Dr. Dugel: I can think of two. The first one is personal. I had just finished time in the OR when the second earthquake hit. It was absolutely terrifying because I was on the top floor and debris was falling everywhere. All you could do was stay under a door or some sort of a structure and pray that you weren’t going to die. At a moment when you face your own mortality, you realize how fragile life is. I know it sounds trite, but it’s true. And all I could think about was my kids and my wife.
As surgeons, we are generally in control of situations, and people look to us for guidance. But to realize that you have absolutely no control over fate in this type of situation terrifies you. I have never been that close to death. That evening, everyone slept outside in tents. We had 16-inch knives next to us because we knew that if another aftershock occurred and debris started to fall on us we wouldn’t have time to unzip the tent, and we’d have to slice our way out. Incidentally, a large aftershock did occur, and some people did have to use their knives to get out of their tents.
RT: What was the second illustrative case?
Dr. Dugel: The second case occurred the same day as the second earthquake (Video 2). I heard that a lady wanted to speak with me, so I went to visit her. She was in her 40s. She told me about the first earthquake. Her husband went to work that day and the earthquake hit around noon. When she did not hear from him, she and her 15-year-old daughter went to find him. He was alive, but a very large beam had fallen on him. They tried for 9 hours to lift the beam, to no avail. Finally, among the chaos they found some help and freed him from the obstruction. They had to carry him to a hospital, which was so crowded and chaotic that her husband didn’t receive basic treatment (eg, oxygen or an IV), and he died.
Her son, Sonam, was in the room—18 years old, tall kid—and I asked, “Well, where was your son?” He was nervously fiddling. She told me that he was in school in the United States. Now remember, these are poor people, so this news really astonished me. I asked how he could be in school in the United States. She told me that the family had saved all their money to send him to the University of South Alabama to study engineering.
Sonam was studying for his finals when he got a text message asking him to come home right away. Privately, I asked Sonam when he planned to return to the United States. He told me that he would never return. Now that his father had died, he was the man of the family, and it fell on him to earn a living to support his family.

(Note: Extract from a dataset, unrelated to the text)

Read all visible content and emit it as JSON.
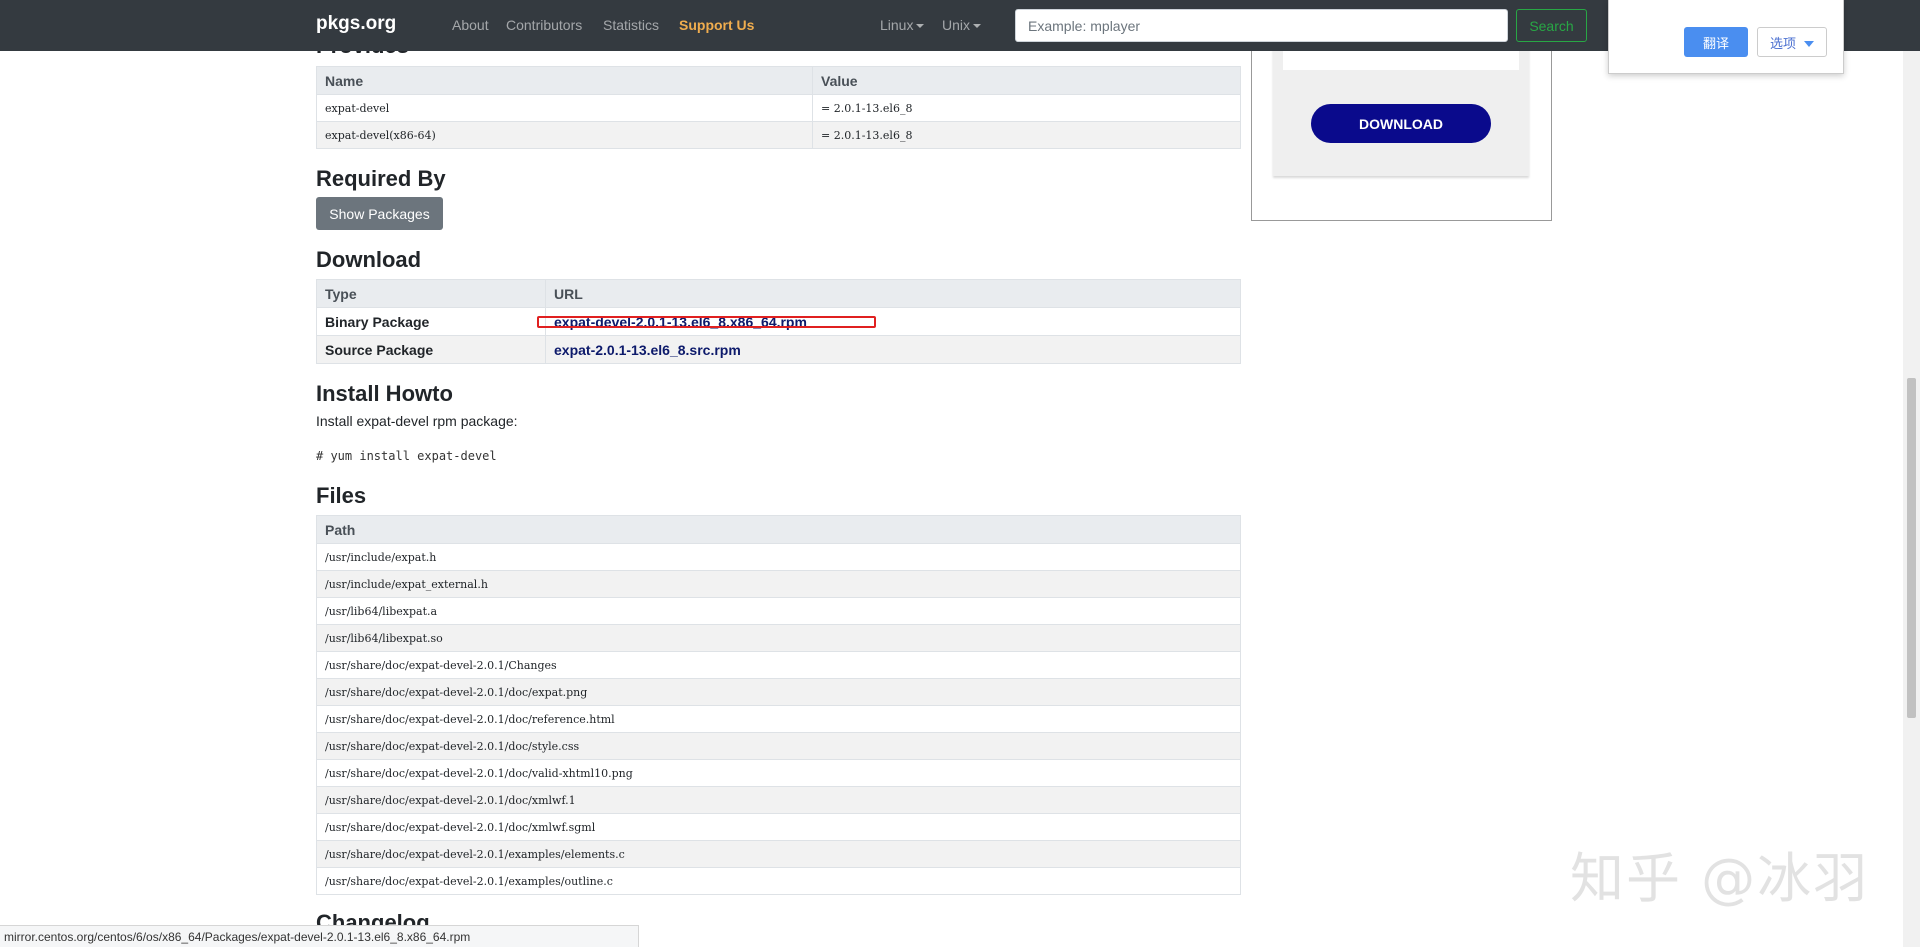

He acquired a job as a laborer, and that was the end of his academic career.
That’s when it hit me. Although the earthquake lasts only a few seconds, it impacts an entire generation. Here’s a kid who is so close to getting an education to allow him to essentially graduate to a different level of potential, to be an engineer. Instead, this unfortunate event took away his future. Rather than being an engineer, he will carry blocks of cement on his back.
The damage of this earthquake can’t be measured by the volume of debris caught by television cameras in Kathmandu. It will be known only after we see how it affects a generation.
RT: How did you decide when it was time to leave?
Dr. Dugel: [exasperated laugh] I had to come back to work, and Sanduk understood that (Figure 2). I have a busy practice, and I have an obligation to my patients. Still, it was not an easy decision, and I plan to go back in the next few months. I expect the healing—both of bodies and the nation—to slowly progress. n
Pravin U. Dugel, MD, is managing partner of Retinal Consultants of Arizona in Phoenix; a clinical associate professor of ophthalmology, Doheny Eye Institute, Keck School of Medicine at the University of Southern California, Los Angeles; and founding member of the Spectra Eye Institute in Sun City, Ariz. He is a member of the Retina Today Editorial Board. Dr. Dugel may be reached at firstname.lastname@example.org.
To learn more about or to support the American Academy of Ophthalmology’s global outreach efforts, visit www.aao.org/foundation/ global-ophthalmic-community.